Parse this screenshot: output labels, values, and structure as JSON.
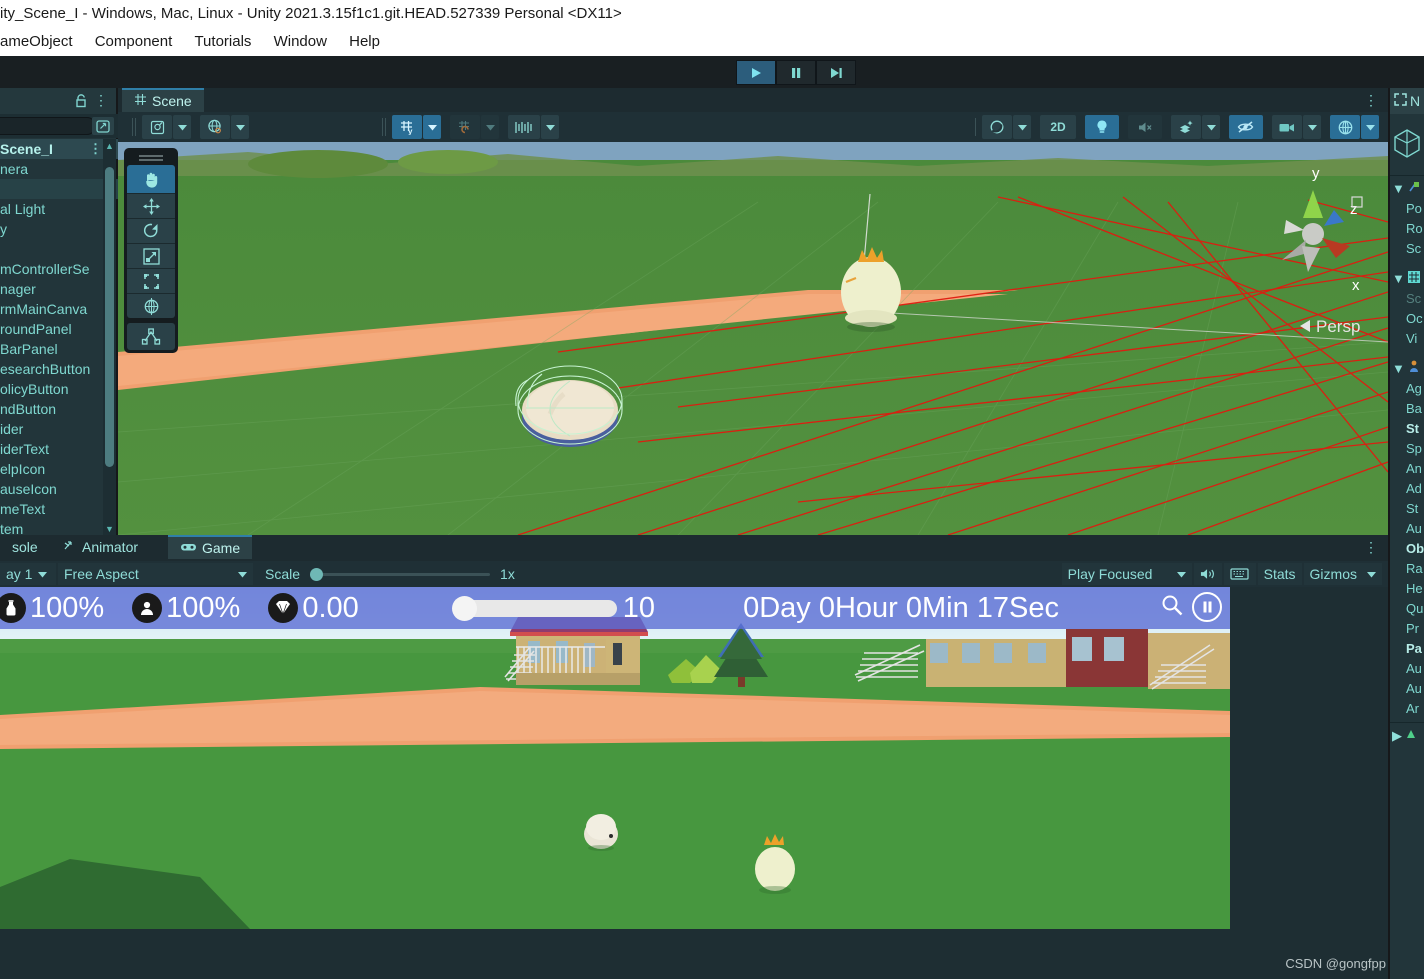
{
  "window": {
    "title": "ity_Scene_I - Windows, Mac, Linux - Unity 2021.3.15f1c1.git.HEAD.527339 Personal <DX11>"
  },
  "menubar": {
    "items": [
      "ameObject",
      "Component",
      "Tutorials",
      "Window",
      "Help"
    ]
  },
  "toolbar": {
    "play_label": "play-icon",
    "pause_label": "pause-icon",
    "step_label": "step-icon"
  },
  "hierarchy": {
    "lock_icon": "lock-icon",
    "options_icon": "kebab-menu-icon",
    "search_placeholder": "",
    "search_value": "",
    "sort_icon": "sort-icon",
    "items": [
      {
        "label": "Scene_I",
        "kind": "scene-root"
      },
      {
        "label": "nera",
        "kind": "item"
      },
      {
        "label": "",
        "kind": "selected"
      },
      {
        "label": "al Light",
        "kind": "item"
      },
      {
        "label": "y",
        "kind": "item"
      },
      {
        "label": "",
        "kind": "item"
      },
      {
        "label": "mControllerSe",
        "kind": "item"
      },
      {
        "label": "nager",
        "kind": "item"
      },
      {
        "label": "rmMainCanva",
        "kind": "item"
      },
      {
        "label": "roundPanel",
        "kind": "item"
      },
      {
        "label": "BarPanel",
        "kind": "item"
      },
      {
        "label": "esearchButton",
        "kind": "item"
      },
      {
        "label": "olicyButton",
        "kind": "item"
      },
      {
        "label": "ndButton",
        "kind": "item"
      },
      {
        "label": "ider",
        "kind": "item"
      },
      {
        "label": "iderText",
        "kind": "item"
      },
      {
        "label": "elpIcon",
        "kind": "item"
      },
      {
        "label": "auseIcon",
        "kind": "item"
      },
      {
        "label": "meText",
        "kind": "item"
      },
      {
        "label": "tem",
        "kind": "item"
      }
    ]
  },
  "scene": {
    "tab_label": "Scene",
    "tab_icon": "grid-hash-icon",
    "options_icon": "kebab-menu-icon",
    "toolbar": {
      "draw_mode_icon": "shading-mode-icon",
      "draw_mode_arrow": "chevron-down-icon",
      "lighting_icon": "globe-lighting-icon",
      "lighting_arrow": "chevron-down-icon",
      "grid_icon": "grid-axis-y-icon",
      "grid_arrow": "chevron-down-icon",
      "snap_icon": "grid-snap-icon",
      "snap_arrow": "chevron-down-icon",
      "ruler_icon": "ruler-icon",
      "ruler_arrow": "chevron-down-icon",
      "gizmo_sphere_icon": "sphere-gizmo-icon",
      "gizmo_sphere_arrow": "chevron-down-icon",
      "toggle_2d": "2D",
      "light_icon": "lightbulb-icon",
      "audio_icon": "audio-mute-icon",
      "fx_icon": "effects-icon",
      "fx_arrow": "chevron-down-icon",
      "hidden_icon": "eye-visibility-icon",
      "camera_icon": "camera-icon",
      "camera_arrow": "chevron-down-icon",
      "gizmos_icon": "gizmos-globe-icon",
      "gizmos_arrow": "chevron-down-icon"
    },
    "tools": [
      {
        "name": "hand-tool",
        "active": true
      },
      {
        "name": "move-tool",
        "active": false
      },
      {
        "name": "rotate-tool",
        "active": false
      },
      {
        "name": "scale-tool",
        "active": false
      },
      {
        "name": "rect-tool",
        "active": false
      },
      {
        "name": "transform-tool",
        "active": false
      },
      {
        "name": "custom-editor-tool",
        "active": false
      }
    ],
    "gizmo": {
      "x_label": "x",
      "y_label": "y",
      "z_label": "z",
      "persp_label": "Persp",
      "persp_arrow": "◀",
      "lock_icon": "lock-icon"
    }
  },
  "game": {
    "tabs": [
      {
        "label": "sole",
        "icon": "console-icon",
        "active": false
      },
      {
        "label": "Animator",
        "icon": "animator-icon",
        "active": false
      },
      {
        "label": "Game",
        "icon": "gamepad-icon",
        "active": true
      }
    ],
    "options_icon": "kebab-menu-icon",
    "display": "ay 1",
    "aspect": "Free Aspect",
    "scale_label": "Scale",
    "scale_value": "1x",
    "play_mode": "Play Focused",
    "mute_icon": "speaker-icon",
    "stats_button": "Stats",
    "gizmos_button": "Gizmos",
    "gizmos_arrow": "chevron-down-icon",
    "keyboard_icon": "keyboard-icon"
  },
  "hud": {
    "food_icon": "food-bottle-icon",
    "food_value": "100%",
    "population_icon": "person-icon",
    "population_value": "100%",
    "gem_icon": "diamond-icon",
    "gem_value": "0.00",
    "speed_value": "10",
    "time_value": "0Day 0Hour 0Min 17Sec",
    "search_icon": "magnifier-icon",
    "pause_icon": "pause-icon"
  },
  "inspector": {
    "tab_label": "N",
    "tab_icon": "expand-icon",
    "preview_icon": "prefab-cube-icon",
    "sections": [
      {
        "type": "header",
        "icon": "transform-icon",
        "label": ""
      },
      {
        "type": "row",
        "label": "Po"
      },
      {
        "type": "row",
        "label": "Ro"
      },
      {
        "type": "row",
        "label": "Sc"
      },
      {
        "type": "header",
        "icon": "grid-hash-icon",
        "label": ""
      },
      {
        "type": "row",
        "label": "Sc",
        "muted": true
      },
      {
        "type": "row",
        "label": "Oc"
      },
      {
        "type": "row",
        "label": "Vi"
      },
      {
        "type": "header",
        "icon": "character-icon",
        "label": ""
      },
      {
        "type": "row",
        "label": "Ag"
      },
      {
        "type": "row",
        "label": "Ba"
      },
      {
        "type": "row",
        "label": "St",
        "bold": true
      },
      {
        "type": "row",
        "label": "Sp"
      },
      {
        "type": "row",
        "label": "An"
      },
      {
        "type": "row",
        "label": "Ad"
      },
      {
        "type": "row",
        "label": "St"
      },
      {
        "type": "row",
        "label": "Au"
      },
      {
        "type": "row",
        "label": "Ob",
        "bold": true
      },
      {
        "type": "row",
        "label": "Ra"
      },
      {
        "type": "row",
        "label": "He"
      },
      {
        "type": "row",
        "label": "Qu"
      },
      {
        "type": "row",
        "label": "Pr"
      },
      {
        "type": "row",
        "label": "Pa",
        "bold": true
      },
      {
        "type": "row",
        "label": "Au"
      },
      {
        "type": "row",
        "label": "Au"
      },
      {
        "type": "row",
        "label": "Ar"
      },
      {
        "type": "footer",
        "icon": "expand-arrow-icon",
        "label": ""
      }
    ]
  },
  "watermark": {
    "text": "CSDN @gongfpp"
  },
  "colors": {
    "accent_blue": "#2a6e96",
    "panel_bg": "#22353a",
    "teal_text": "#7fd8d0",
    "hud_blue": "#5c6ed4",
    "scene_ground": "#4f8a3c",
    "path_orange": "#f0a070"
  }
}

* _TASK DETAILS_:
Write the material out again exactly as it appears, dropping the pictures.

* _RESPONSE AREA_:
Parse this screenshot: output labels, values, and structure as JSON.
{
  "window": {
    "title": "ity_Scene_I - Windows, Mac, Linux - Unity 2021.3.15f1c1.git.HEAD.527339 Personal <DX11>"
  },
  "menubar": {
    "items": [
      "ameObject",
      "Component",
      "Tutorials",
      "Window",
      "Help"
    ]
  },
  "toolbar": {
    "play_label": "play-icon",
    "pause_label": "pause-icon",
    "step_label": "step-icon"
  },
  "hierarchy": {
    "lock_icon": "lock-icon",
    "options_icon": "kebab-menu-icon",
    "search_placeholder": "",
    "search_value": "",
    "sort_icon": "sort-icon",
    "items": [
      {
        "label": "Scene_I",
        "kind": "scene-root"
      },
      {
        "label": "nera",
        "kind": "item"
      },
      {
        "label": "",
        "kind": "selected"
      },
      {
        "label": "al Light",
        "kind": "item"
      },
      {
        "label": "y",
        "kind": "item"
      },
      {
        "label": "",
        "kind": "item"
      },
      {
        "label": "mControllerSe",
        "kind": "item"
      },
      {
        "label": "nager",
        "kind": "item"
      },
      {
        "label": "rmMainCanva",
        "kind": "item"
      },
      {
        "label": "roundPanel",
        "kind": "item"
      },
      {
        "label": "BarPanel",
        "kind": "item"
      },
      {
        "label": "esearchButton",
        "kind": "item"
      },
      {
        "label": "olicyButton",
        "kind": "item"
      },
      {
        "label": "ndButton",
        "kind": "item"
      },
      {
        "label": "ider",
        "kind": "item"
      },
      {
        "label": "iderText",
        "kind": "item"
      },
      {
        "label": "elpIcon",
        "kind": "item"
      },
      {
        "label": "auseIcon",
        "kind": "item"
      },
      {
        "label": "meText",
        "kind": "item"
      },
      {
        "label": "tem",
        "kind": "item"
      }
    ]
  },
  "scene": {
    "tab_label": "Scene",
    "tab_icon": "grid-hash-icon",
    "options_icon": "kebab-menu-icon",
    "toolbar": {
      "draw_mode_icon": "shading-mode-icon",
      "draw_mode_arrow": "chevron-down-icon",
      "lighting_icon": "globe-lighting-icon",
      "lighting_arrow": "chevron-down-icon",
      "grid_icon": "grid-axis-y-icon",
      "grid_arrow": "chevron-down-icon",
      "snap_icon": "grid-snap-icon",
      "snap_arrow": "chevron-down-icon",
      "ruler_icon": "ruler-icon",
      "ruler_arrow": "chevron-down-icon",
      "gizmo_sphere_icon": "sphere-gizmo-icon",
      "gizmo_sphere_arrow": "chevron-down-icon",
      "toggle_2d": "2D",
      "light_icon": "lightbulb-icon",
      "audio_icon": "audio-mute-icon",
      "fx_icon": "effects-icon",
      "fx_arrow": "chevron-down-icon",
      "hidden_icon": "eye-visibility-icon",
      "camera_icon": "camera-icon",
      "camera_arrow": "chevron-down-icon",
      "gizmos_icon": "gizmos-globe-icon",
      "gizmos_arrow": "chevron-down-icon"
    },
    "tools": [
      {
        "name": "hand-tool",
        "active": true
      },
      {
        "name": "move-tool",
        "active": false
      },
      {
        "name": "rotate-tool",
        "active": false
      },
      {
        "name": "scale-tool",
        "active": false
      },
      {
        "name": "rect-tool",
        "active": false
      },
      {
        "name": "transform-tool",
        "active": false
      },
      {
        "name": "custom-editor-tool",
        "active": false
      }
    ],
    "gizmo": {
      "x_label": "x",
      "y_label": "y",
      "z_label": "z",
      "persp_label": "Persp",
      "persp_arrow": "◀",
      "lock_icon": "lock-icon"
    }
  },
  "game": {
    "tabs": [
      {
        "label": "sole",
        "icon": "console-icon",
        "active": false
      },
      {
        "label": "Animator",
        "icon": "animator-icon",
        "active": false
      },
      {
        "label": "Game",
        "icon": "gamepad-icon",
        "active": true
      }
    ],
    "options_icon": "kebab-menu-icon",
    "display": "ay 1",
    "aspect": "Free Aspect",
    "scale_label": "Scale",
    "scale_value": "1x",
    "play_mode": "Play Focused",
    "mute_icon": "speaker-icon",
    "stats_button": "Stats",
    "gizmos_button": "Gizmos",
    "gizmos_arrow": "chevron-down-icon",
    "keyboard_icon": "keyboard-icon"
  },
  "hud": {
    "food_icon": "food-bottle-icon",
    "food_value": "100%",
    "population_icon": "person-icon",
    "population_value": "100%",
    "gem_icon": "diamond-icon",
    "gem_value": "0.00",
    "speed_value": "10",
    "time_value": "0Day 0Hour 0Min 17Sec",
    "search_icon": "magnifier-icon",
    "pause_icon": "pause-icon"
  },
  "inspector": {
    "tab_label": "N",
    "tab_icon": "expand-icon",
    "preview_icon": "prefab-cube-icon",
    "sections": [
      {
        "type": "header",
        "icon": "transform-icon",
        "label": ""
      },
      {
        "type": "row",
        "label": "Po"
      },
      {
        "type": "row",
        "label": "Ro"
      },
      {
        "type": "row",
        "label": "Sc"
      },
      {
        "type": "header",
        "icon": "grid-hash-icon",
        "label": ""
      },
      {
        "type": "row",
        "label": "Sc",
        "muted": true
      },
      {
        "type": "row",
        "label": "Oc"
      },
      {
        "type": "row",
        "label": "Vi"
      },
      {
        "type": "header",
        "icon": "character-icon",
        "label": ""
      },
      {
        "type": "row",
        "label": "Ag"
      },
      {
        "type": "row",
        "label": "Ba"
      },
      {
        "type": "row",
        "label": "St",
        "bold": true
      },
      {
        "type": "row",
        "label": "Sp"
      },
      {
        "type": "row",
        "label": "An"
      },
      {
        "type": "row",
        "label": "Ad"
      },
      {
        "type": "row",
        "label": "St"
      },
      {
        "type": "row",
        "label": "Au"
      },
      {
        "type": "row",
        "label": "Ob",
        "bold": true
      },
      {
        "type": "row",
        "label": "Ra"
      },
      {
        "type": "row",
        "label": "He"
      },
      {
        "type": "row",
        "label": "Qu"
      },
      {
        "type": "row",
        "label": "Pr"
      },
      {
        "type": "row",
        "label": "Pa",
        "bold": true
      },
      {
        "type": "row",
        "label": "Au"
      },
      {
        "type": "row",
        "label": "Au"
      },
      {
        "type": "row",
        "label": "Ar"
      },
      {
        "type": "footer",
        "icon": "expand-arrow-icon",
        "label": ""
      }
    ]
  },
  "watermark": {
    "text": "CSDN @gongfpp"
  },
  "colors": {
    "accent_blue": "#2a6e96",
    "panel_bg": "#22353a",
    "teal_text": "#7fd8d0",
    "hud_blue": "#5c6ed4",
    "scene_ground": "#4f8a3c",
    "path_orange": "#f0a070"
  }
}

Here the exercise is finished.